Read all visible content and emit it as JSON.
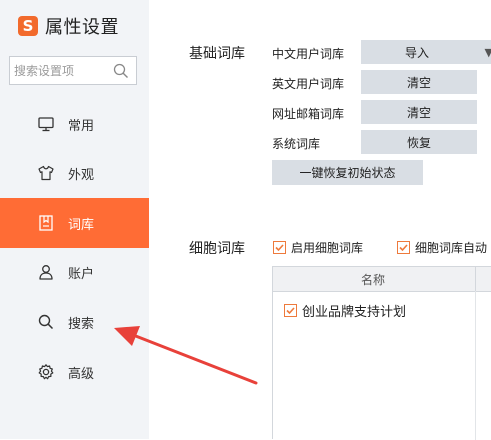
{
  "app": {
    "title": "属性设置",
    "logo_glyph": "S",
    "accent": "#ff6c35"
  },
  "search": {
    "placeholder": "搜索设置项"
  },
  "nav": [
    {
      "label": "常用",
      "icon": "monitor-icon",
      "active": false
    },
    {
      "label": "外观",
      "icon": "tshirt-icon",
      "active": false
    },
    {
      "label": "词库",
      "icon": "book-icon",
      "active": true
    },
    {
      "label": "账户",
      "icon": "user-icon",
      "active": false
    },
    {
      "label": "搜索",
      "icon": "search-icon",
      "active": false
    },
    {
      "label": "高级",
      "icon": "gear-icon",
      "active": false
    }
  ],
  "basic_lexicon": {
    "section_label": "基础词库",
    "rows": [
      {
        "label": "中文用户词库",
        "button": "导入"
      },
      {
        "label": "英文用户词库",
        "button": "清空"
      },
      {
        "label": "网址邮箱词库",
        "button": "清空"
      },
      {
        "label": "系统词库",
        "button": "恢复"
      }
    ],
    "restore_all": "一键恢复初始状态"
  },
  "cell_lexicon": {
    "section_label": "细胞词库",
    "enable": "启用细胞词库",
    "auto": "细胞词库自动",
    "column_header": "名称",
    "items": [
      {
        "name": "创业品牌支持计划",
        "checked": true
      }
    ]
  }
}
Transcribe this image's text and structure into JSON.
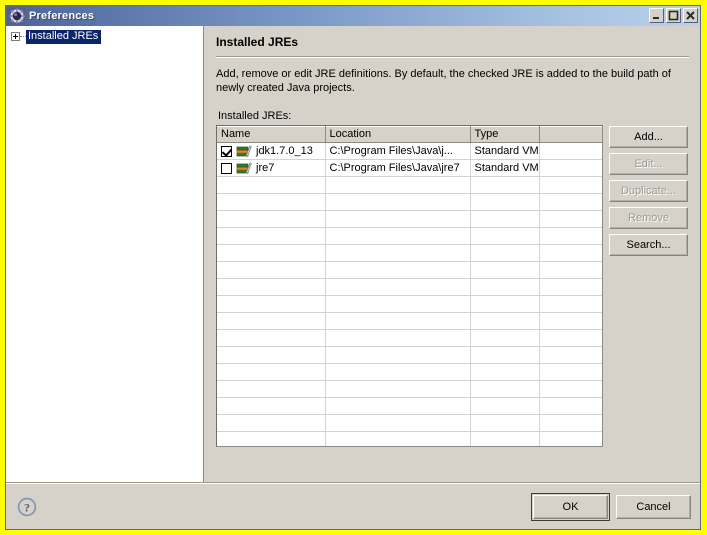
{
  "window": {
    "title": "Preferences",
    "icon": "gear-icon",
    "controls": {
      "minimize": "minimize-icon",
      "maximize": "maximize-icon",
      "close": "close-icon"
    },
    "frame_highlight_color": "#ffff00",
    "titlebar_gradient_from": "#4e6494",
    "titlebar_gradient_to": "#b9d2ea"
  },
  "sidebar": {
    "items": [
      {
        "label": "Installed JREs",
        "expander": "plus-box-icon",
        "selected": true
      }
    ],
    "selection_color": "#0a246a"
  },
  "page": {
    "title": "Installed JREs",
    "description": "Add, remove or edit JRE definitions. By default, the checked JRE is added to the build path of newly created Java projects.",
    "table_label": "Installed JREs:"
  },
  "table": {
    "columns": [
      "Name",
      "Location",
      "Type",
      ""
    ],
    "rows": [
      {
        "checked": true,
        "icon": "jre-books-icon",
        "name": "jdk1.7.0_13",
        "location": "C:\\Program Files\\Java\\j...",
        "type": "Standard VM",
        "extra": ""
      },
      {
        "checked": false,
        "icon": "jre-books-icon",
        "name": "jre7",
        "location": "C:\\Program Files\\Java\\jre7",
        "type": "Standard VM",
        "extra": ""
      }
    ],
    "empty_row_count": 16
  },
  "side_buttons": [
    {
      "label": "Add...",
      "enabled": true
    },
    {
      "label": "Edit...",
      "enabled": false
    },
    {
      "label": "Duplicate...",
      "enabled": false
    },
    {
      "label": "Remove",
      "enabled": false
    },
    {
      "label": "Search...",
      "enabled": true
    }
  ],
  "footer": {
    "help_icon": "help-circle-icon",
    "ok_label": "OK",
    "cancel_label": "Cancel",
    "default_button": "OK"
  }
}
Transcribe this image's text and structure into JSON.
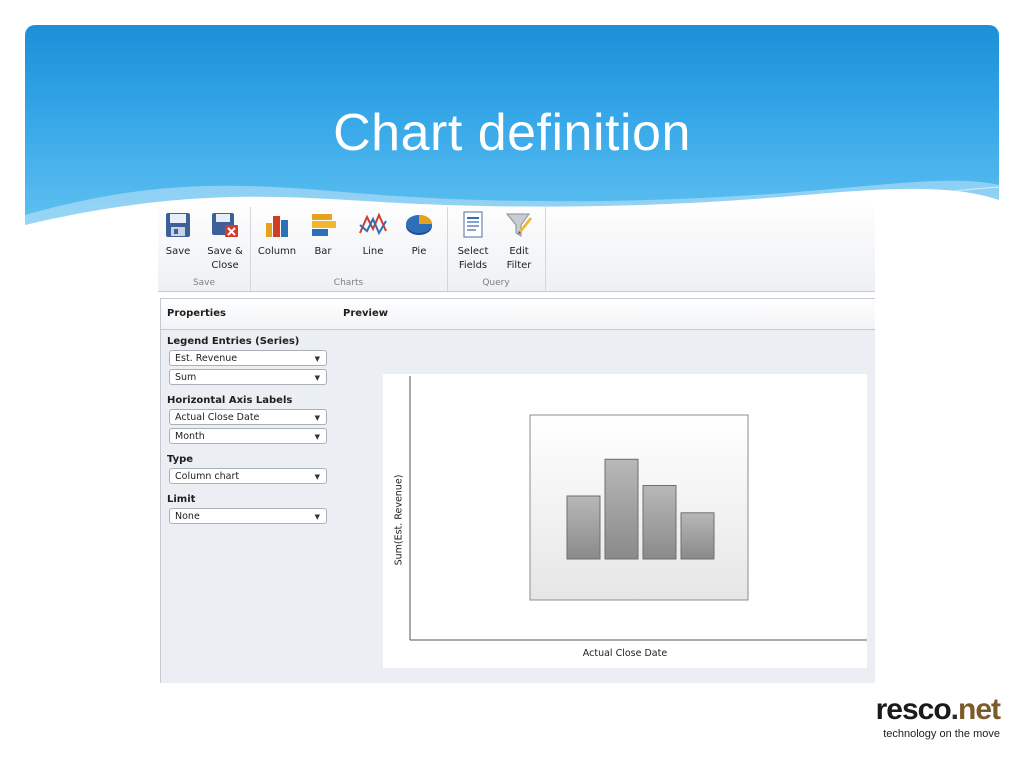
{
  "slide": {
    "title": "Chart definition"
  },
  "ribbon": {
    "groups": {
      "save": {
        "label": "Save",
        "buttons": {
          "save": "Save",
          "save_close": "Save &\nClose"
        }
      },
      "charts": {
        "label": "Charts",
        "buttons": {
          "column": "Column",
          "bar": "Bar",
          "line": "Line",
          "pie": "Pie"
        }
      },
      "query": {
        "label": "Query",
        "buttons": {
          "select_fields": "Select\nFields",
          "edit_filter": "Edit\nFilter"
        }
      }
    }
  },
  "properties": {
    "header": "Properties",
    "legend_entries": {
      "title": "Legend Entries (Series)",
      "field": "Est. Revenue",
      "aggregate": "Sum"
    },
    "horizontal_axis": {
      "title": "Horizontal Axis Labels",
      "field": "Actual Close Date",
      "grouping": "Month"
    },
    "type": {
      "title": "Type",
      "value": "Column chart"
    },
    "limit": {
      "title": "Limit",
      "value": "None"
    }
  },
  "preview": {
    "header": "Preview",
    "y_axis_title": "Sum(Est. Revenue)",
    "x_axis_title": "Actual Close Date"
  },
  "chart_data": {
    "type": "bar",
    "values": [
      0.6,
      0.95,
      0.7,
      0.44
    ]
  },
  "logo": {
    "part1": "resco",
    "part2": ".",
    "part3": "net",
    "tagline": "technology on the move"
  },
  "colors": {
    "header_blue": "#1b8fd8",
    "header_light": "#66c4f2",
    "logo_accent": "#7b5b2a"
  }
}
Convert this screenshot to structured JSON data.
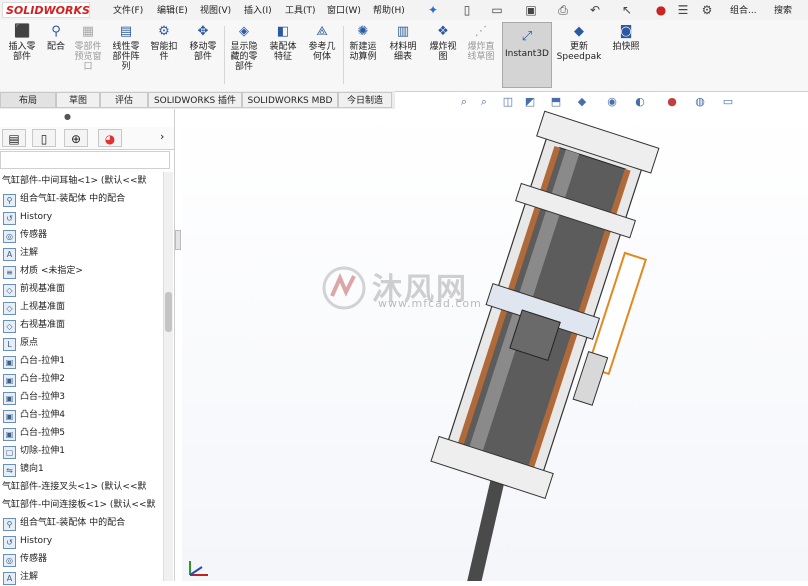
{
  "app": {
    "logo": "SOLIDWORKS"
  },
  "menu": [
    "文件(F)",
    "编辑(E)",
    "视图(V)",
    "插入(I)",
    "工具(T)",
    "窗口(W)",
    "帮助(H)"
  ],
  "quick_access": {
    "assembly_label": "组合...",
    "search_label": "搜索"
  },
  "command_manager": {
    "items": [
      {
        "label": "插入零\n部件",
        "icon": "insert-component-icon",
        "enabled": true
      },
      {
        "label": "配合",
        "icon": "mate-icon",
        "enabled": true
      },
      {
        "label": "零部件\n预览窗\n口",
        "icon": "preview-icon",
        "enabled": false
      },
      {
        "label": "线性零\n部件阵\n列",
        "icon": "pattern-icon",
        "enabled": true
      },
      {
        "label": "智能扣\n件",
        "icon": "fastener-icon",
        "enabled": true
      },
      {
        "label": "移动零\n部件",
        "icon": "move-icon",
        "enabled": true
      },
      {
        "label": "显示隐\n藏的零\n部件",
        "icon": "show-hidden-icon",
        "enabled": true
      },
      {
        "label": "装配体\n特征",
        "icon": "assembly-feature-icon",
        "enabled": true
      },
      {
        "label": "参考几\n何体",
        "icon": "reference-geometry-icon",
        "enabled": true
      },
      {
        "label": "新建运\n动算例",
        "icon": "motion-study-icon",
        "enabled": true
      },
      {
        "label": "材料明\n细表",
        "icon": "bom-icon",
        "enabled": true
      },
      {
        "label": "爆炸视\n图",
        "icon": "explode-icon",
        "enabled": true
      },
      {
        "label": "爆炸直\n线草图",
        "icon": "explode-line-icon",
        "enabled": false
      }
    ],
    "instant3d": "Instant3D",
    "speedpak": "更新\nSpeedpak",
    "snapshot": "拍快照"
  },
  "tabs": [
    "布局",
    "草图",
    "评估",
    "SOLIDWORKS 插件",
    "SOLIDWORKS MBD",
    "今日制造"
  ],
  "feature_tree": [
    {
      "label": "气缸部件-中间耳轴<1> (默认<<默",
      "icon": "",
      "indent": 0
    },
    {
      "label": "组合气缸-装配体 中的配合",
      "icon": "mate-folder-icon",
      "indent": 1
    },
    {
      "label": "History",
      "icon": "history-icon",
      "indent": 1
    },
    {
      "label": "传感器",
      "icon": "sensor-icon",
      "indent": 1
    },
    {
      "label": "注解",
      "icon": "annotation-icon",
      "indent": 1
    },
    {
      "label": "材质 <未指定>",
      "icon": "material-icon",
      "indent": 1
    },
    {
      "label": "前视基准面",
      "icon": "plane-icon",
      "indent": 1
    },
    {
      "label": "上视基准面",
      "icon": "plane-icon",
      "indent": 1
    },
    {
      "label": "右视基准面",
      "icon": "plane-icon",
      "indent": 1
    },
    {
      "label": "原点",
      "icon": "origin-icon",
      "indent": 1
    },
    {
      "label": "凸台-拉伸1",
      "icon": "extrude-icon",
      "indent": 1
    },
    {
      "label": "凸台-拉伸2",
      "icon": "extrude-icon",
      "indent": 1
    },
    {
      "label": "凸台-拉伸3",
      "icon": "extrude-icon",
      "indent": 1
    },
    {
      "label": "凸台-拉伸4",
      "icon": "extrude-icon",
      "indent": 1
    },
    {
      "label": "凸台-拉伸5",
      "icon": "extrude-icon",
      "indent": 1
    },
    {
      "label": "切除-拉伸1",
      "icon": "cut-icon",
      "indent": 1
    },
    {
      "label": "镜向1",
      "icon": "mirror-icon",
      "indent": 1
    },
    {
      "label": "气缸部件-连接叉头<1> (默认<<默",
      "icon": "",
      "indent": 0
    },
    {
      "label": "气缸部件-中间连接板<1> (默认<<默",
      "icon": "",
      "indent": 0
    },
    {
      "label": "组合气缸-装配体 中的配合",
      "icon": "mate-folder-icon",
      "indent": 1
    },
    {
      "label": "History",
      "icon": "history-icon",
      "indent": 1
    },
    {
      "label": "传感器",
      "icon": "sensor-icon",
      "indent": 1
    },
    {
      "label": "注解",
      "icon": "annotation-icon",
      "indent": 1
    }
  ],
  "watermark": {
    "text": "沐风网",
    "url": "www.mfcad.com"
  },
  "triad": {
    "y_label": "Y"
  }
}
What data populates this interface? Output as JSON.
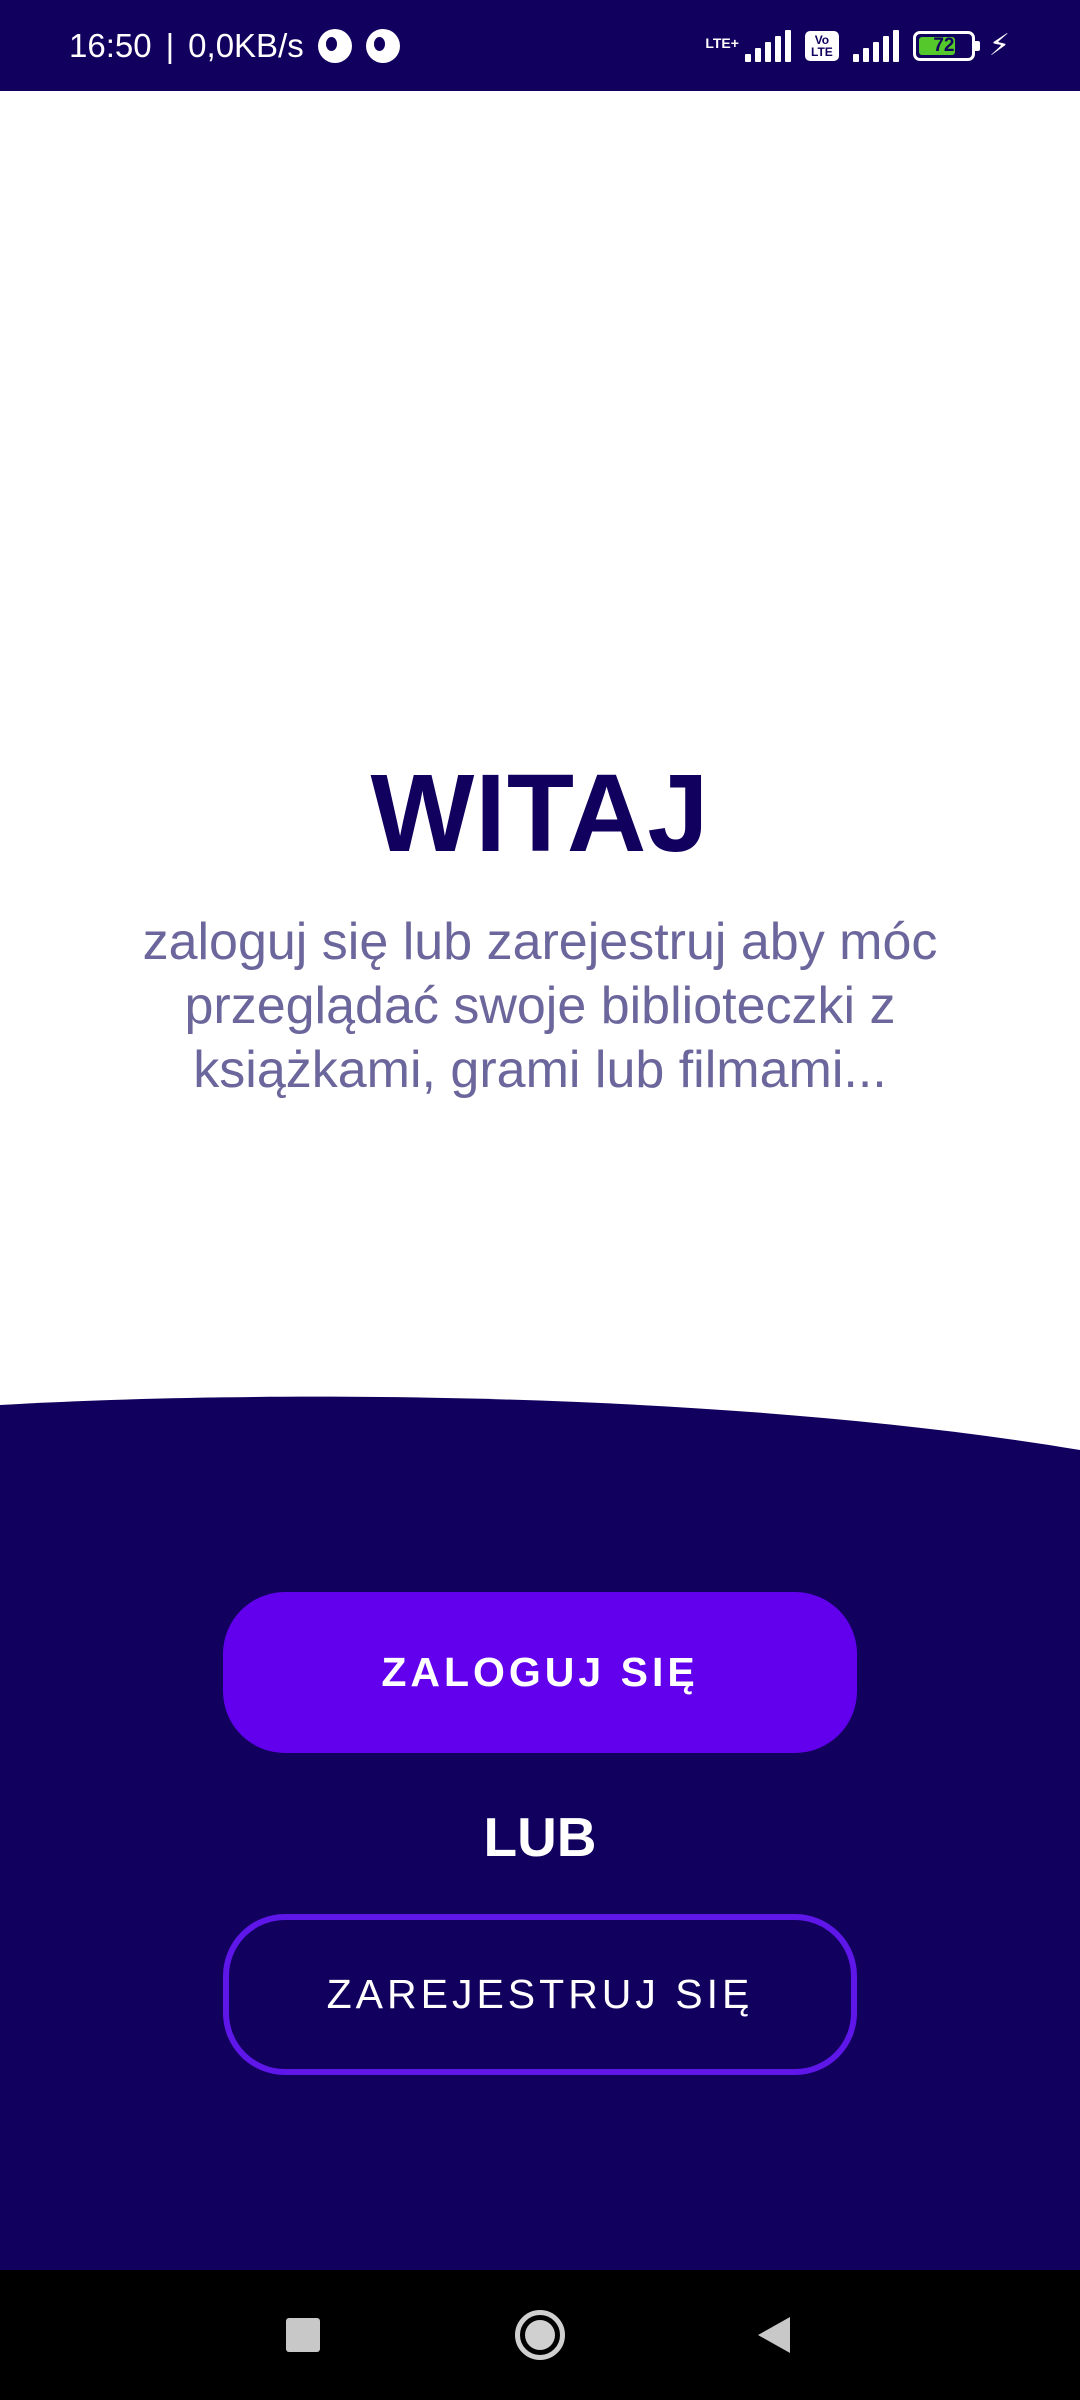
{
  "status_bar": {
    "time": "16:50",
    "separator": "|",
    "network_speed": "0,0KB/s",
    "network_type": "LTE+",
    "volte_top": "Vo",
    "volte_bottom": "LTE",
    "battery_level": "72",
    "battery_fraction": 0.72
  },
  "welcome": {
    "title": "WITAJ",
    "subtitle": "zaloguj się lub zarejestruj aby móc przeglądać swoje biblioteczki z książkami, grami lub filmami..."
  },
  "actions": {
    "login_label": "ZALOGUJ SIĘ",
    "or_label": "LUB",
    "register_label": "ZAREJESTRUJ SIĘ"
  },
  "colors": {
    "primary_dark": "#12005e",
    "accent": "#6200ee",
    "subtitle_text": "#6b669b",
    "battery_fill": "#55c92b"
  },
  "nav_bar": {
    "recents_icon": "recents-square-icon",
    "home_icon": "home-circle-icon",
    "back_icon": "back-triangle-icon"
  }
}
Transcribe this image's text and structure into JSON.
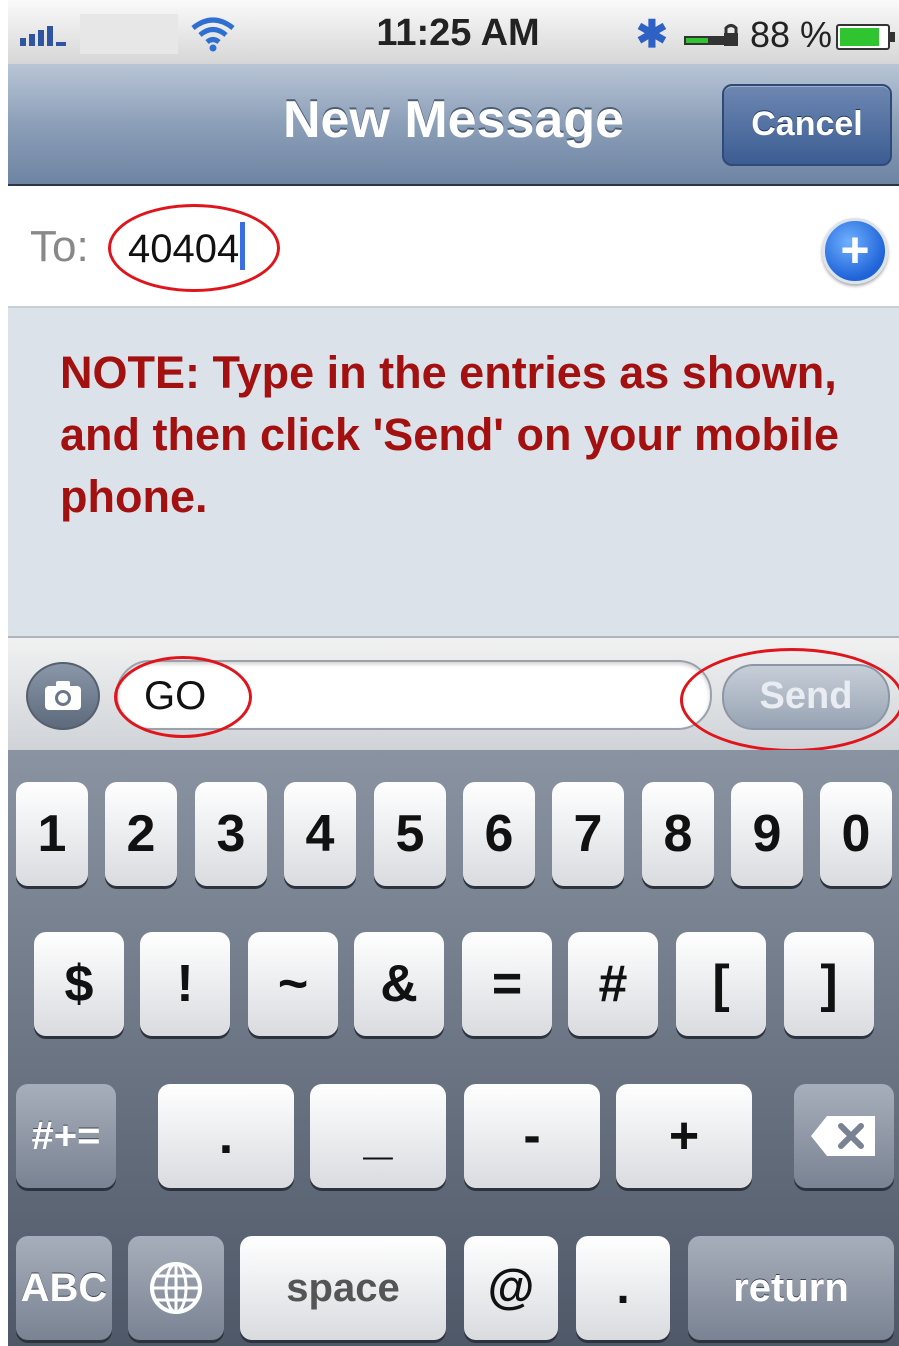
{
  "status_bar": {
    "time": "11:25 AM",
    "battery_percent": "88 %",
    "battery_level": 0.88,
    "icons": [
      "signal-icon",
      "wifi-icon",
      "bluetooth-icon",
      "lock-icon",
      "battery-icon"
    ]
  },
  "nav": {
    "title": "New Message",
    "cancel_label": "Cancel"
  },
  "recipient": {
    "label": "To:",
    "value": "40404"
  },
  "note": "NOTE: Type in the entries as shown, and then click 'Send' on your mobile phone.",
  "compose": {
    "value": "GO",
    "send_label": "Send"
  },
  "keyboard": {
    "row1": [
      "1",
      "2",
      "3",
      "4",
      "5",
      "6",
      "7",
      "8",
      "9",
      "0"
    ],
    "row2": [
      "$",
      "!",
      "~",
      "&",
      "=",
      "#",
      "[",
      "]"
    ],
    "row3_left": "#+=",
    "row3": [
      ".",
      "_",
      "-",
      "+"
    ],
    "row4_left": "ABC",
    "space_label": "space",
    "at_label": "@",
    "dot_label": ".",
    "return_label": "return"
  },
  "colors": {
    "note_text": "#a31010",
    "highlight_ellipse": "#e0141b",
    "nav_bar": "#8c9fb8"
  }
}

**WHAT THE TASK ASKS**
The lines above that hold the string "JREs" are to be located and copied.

**YOUR RESPONSE**
        "label": "Installed JREs",
    "title": "Installed JREs",
    "table_label": "Installed JREs:"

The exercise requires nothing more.